- Problem description: Please restate the data word for word.

[[ Supplied records, beginning ]]

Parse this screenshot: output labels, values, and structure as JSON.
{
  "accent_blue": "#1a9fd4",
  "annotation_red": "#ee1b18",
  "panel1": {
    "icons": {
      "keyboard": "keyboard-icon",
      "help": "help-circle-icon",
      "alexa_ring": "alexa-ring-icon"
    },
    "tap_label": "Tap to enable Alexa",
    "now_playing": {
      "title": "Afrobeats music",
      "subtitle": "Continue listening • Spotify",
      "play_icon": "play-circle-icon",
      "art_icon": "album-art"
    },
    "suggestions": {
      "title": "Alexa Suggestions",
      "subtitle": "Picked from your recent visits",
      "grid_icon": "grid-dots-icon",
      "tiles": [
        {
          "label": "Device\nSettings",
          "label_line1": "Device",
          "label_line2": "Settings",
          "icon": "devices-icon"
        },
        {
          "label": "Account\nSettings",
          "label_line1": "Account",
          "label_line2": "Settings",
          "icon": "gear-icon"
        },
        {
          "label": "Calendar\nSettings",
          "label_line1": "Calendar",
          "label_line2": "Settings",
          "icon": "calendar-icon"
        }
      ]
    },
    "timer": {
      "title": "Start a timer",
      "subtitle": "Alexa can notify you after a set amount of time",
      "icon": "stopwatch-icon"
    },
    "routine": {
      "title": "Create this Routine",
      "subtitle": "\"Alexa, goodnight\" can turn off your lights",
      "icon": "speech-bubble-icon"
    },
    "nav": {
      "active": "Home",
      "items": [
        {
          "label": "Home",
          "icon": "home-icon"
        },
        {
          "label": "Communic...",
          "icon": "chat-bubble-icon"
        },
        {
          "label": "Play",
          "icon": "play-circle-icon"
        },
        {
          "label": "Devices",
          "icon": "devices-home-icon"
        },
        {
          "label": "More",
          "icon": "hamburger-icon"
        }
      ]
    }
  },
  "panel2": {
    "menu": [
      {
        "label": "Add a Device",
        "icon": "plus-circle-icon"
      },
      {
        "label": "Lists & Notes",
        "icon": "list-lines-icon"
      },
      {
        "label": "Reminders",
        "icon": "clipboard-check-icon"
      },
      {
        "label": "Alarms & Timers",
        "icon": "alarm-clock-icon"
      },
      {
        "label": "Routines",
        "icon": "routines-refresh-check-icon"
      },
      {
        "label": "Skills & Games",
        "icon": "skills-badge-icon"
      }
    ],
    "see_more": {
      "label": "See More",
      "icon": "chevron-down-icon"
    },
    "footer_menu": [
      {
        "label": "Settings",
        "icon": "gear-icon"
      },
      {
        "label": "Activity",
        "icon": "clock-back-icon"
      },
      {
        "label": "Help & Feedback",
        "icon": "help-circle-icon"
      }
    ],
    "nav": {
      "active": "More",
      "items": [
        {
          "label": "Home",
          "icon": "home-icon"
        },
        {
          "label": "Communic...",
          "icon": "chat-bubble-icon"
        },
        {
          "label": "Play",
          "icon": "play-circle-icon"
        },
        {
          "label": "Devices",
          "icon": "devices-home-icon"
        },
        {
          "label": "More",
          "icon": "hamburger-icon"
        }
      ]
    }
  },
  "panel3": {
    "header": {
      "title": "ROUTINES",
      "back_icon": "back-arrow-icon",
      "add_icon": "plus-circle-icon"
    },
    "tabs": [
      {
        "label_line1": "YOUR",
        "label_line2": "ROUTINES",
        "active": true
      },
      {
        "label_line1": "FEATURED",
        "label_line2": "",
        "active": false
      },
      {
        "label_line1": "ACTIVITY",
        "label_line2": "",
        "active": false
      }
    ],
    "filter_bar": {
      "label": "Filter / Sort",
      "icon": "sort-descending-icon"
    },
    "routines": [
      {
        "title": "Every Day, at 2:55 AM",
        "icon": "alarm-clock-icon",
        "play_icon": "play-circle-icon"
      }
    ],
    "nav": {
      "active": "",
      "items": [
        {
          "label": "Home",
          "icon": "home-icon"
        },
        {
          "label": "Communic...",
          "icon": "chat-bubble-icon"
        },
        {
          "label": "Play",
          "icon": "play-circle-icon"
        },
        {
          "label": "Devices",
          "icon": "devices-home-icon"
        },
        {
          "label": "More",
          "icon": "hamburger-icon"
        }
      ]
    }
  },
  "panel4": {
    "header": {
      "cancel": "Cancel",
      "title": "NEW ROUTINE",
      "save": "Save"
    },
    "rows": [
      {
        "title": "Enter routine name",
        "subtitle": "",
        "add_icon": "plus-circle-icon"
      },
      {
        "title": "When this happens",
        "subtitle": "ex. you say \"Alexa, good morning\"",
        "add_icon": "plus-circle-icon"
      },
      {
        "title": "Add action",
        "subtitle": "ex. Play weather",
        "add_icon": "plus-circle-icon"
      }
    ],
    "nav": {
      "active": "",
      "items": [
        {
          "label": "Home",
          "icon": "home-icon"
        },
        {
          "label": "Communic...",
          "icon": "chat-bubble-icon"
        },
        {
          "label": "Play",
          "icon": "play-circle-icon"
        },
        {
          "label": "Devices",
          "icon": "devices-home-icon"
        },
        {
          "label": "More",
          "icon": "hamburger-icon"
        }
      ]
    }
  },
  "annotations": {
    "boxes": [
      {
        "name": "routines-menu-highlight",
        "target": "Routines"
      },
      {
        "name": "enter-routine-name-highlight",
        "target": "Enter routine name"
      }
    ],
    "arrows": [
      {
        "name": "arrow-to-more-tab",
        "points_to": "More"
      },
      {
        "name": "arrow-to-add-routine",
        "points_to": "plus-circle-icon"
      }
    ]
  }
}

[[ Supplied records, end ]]

- Result of this exercise:
Parse this screenshot: output labels, values, and structure as JSON.
{
  "accent_blue": "#1a9fd4",
  "annotation_red": "#ee1b18",
  "panel1": {
    "icons": {
      "keyboard": "keyboard-icon",
      "help": "help-circle-icon",
      "alexa_ring": "alexa-ring-icon"
    },
    "tap_label": "Tap to enable Alexa",
    "now_playing": {
      "title": "Afrobeats music",
      "subtitle": "Continue listening • Spotify",
      "play_icon": "play-circle-icon",
      "art_icon": "album-art"
    },
    "suggestions": {
      "title": "Alexa Suggestions",
      "subtitle": "Picked from your recent visits",
      "grid_icon": "grid-dots-icon",
      "tiles": [
        {
          "label": "Device\nSettings",
          "label_line1": "Device",
          "label_line2": "Settings",
          "icon": "devices-icon"
        },
        {
          "label": "Account\nSettings",
          "label_line1": "Account",
          "label_line2": "Settings",
          "icon": "gear-icon"
        },
        {
          "label": "Calendar\nSettings",
          "label_line1": "Calendar",
          "label_line2": "Settings",
          "icon": "calendar-icon"
        }
      ]
    },
    "timer": {
      "title": "Start a timer",
      "subtitle": "Alexa can notify you after a set amount of time",
      "icon": "stopwatch-icon"
    },
    "routine": {
      "title": "Create this Routine",
      "subtitle": "\"Alexa, goodnight\" can turn off your lights",
      "icon": "speech-bubble-icon"
    },
    "nav": {
      "active": "Home",
      "items": [
        {
          "label": "Home",
          "icon": "home-icon"
        },
        {
          "label": "Communic...",
          "icon": "chat-bubble-icon"
        },
        {
          "label": "Play",
          "icon": "play-circle-icon"
        },
        {
          "label": "Devices",
          "icon": "devices-home-icon"
        },
        {
          "label": "More",
          "icon": "hamburger-icon"
        }
      ]
    }
  },
  "panel2": {
    "menu": [
      {
        "label": "Add a Device",
        "icon": "plus-circle-icon"
      },
      {
        "label": "Lists & Notes",
        "icon": "list-lines-icon"
      },
      {
        "label": "Reminders",
        "icon": "clipboard-check-icon"
      },
      {
        "label": "Alarms & Timers",
        "icon": "alarm-clock-icon"
      },
      {
        "label": "Routines",
        "icon": "routines-refresh-check-icon"
      },
      {
        "label": "Skills & Games",
        "icon": "skills-badge-icon"
      }
    ],
    "see_more": {
      "label": "See More",
      "icon": "chevron-down-icon"
    },
    "footer_menu": [
      {
        "label": "Settings",
        "icon": "gear-icon"
      },
      {
        "label": "Activity",
        "icon": "clock-back-icon"
      },
      {
        "label": "Help & Feedback",
        "icon": "help-circle-icon"
      }
    ],
    "nav": {
      "active": "More",
      "items": [
        {
          "label": "Home",
          "icon": "home-icon"
        },
        {
          "label": "Communic...",
          "icon": "chat-bubble-icon"
        },
        {
          "label": "Play",
          "icon": "play-circle-icon"
        },
        {
          "label": "Devices",
          "icon": "devices-home-icon"
        },
        {
          "label": "More",
          "icon": "hamburger-icon"
        }
      ]
    }
  },
  "panel3": {
    "header": {
      "title": "ROUTINES",
      "back_icon": "back-arrow-icon",
      "add_icon": "plus-circle-icon"
    },
    "tabs": [
      {
        "label_line1": "YOUR",
        "label_line2": "ROUTINES",
        "active": true
      },
      {
        "label_line1": "FEATURED",
        "label_line2": "",
        "active": false
      },
      {
        "label_line1": "ACTIVITY",
        "label_line2": "",
        "active": false
      }
    ],
    "filter_bar": {
      "label": "Filter / Sort",
      "icon": "sort-descending-icon"
    },
    "routines": [
      {
        "title": "Every Day, at 2:55 AM",
        "icon": "alarm-clock-icon",
        "play_icon": "play-circle-icon"
      }
    ],
    "nav": {
      "active": "",
      "items": [
        {
          "label": "Home",
          "icon": "home-icon"
        },
        {
          "label": "Communic...",
          "icon": "chat-bubble-icon"
        },
        {
          "label": "Play",
          "icon": "play-circle-icon"
        },
        {
          "label": "Devices",
          "icon": "devices-home-icon"
        },
        {
          "label": "More",
          "icon": "hamburger-icon"
        }
      ]
    }
  },
  "panel4": {
    "header": {
      "cancel": "Cancel",
      "title": "NEW ROUTINE",
      "save": "Save"
    },
    "rows": [
      {
        "title": "Enter routine name",
        "subtitle": "",
        "add_icon": "plus-circle-icon"
      },
      {
        "title": "When this happens",
        "subtitle": "ex. you say \"Alexa, good morning\"",
        "add_icon": "plus-circle-icon"
      },
      {
        "title": "Add action",
        "subtitle": "ex. Play weather",
        "add_icon": "plus-circle-icon"
      }
    ],
    "nav": {
      "active": "",
      "items": [
        {
          "label": "Home",
          "icon": "home-icon"
        },
        {
          "label": "Communic...",
          "icon": "chat-bubble-icon"
        },
        {
          "label": "Play",
          "icon": "play-circle-icon"
        },
        {
          "label": "Devices",
          "icon": "devices-home-icon"
        },
        {
          "label": "More",
          "icon": "hamburger-icon"
        }
      ]
    }
  },
  "annotations": {
    "boxes": [
      {
        "name": "routines-menu-highlight",
        "target": "Routines"
      },
      {
        "name": "enter-routine-name-highlight",
        "target": "Enter routine name"
      }
    ],
    "arrows": [
      {
        "name": "arrow-to-more-tab",
        "points_to": "More"
      },
      {
        "name": "arrow-to-add-routine",
        "points_to": "plus-circle-icon"
      }
    ]
  }
}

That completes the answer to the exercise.